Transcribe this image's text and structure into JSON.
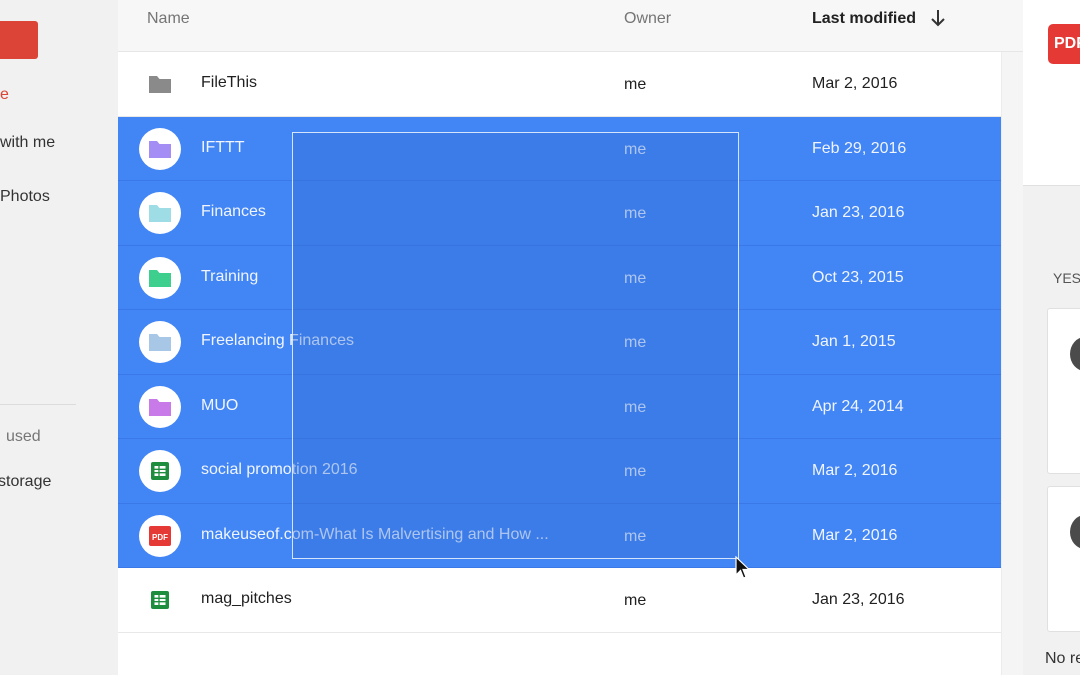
{
  "sidebar": {
    "active_item": "e",
    "shared_item": "with me",
    "photos_item": "Photos",
    "used_label": "used",
    "storage_item": "storage"
  },
  "table": {
    "headers": {
      "name": "Name",
      "owner": "Owner",
      "modified": "Last modified"
    },
    "sort_direction": "descending",
    "rows": [
      {
        "name": "FileThis",
        "owner": "me",
        "modified": "Mar 2, 2016",
        "type": "folder",
        "icon": "folder-icon",
        "color": "#8a8a8a",
        "selected": false
      },
      {
        "name": "IFTTT",
        "owner": "me",
        "modified": "Feb 29, 2016",
        "type": "folder",
        "icon": "folder-icon",
        "color": "#a48ef5",
        "selected": true
      },
      {
        "name": "Finances",
        "owner": "me",
        "modified": "Jan 23, 2016",
        "type": "folder",
        "icon": "folder-icon",
        "color": "#9fdde6",
        "selected": true
      },
      {
        "name": "Training",
        "owner": "me",
        "modified": "Oct 23, 2015",
        "type": "folder",
        "icon": "folder-icon",
        "color": "#3ecf8e",
        "selected": true
      },
      {
        "name": "Freelancing Finances",
        "owner": "me",
        "modified": "Jan 1, 2015",
        "type": "folder",
        "icon": "folder-icon",
        "color": "#a8c6e5",
        "selected": true
      },
      {
        "name": "MUO",
        "owner": "me",
        "modified": "Apr 24, 2014",
        "type": "folder",
        "icon": "folder-icon",
        "color": "#c77ae8",
        "selected": true
      },
      {
        "name": "social promotion 2016",
        "owner": "me",
        "modified": "Mar 2, 2016",
        "type": "sheet",
        "icon": "spreadsheet-icon",
        "color": "#1e8e3e",
        "selected": true
      },
      {
        "name": "makeuseof.com-What Is Malvertising and How ...",
        "owner": "me",
        "modified": "Mar 2, 2016",
        "type": "pdf",
        "icon": "pdf-icon",
        "color": "#e53935",
        "selected": true
      },
      {
        "name": "mag_pitches",
        "owner": "me",
        "modified": "Jan 23, 2016",
        "type": "sheet",
        "icon": "spreadsheet-icon",
        "color": "#1e8e3e",
        "selected": false
      }
    ]
  },
  "details": {
    "pdf_badge": "PDF",
    "yes_label": "YES",
    "footer_text": "No re"
  },
  "colors": {
    "selection": "#4285f4",
    "accent": "#db4437"
  }
}
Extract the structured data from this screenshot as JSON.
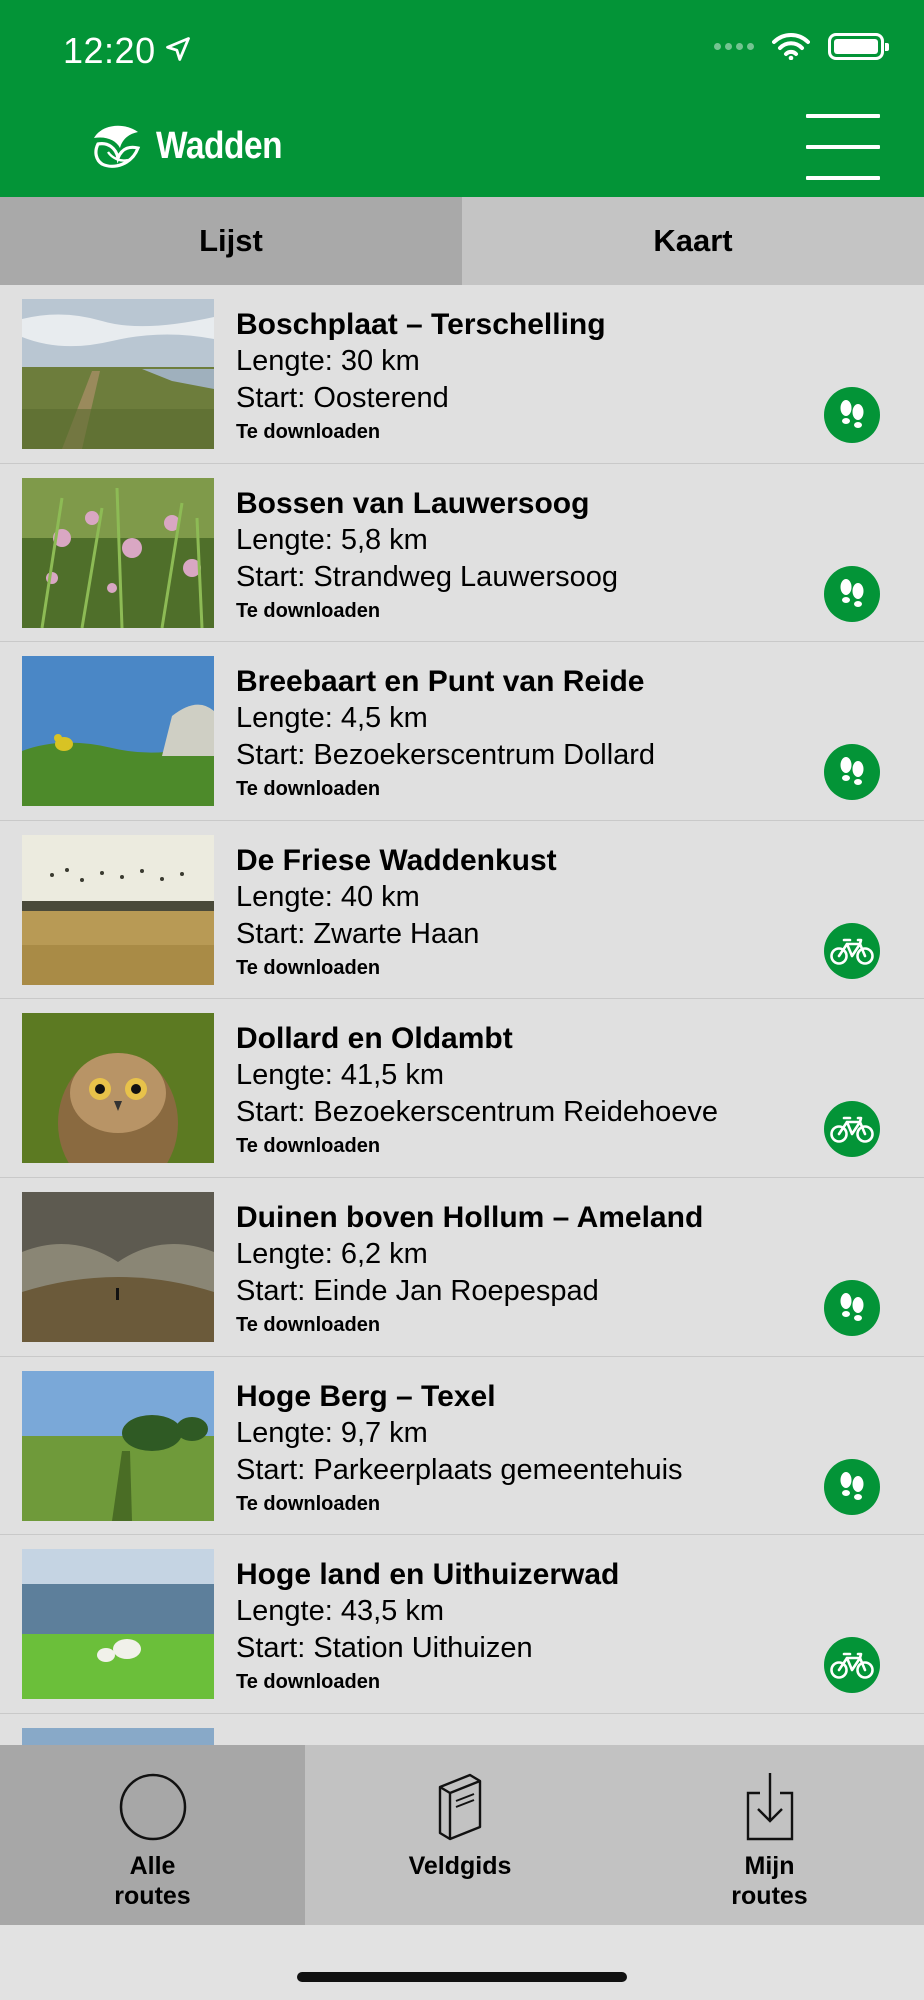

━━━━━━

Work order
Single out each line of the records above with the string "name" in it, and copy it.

Result
      "name": "Name",
        "name": "FileThis",
        "name": "IFTTT",
        "name": "Finances",
        "name": "Training",
        "name": "Freelancing Finances",
        "name": "MUO",
        "name": "social promotion 2016",
        "name": "makeuseof.com-What Is Malvertising and How ...",
        "name": "mag_pitches",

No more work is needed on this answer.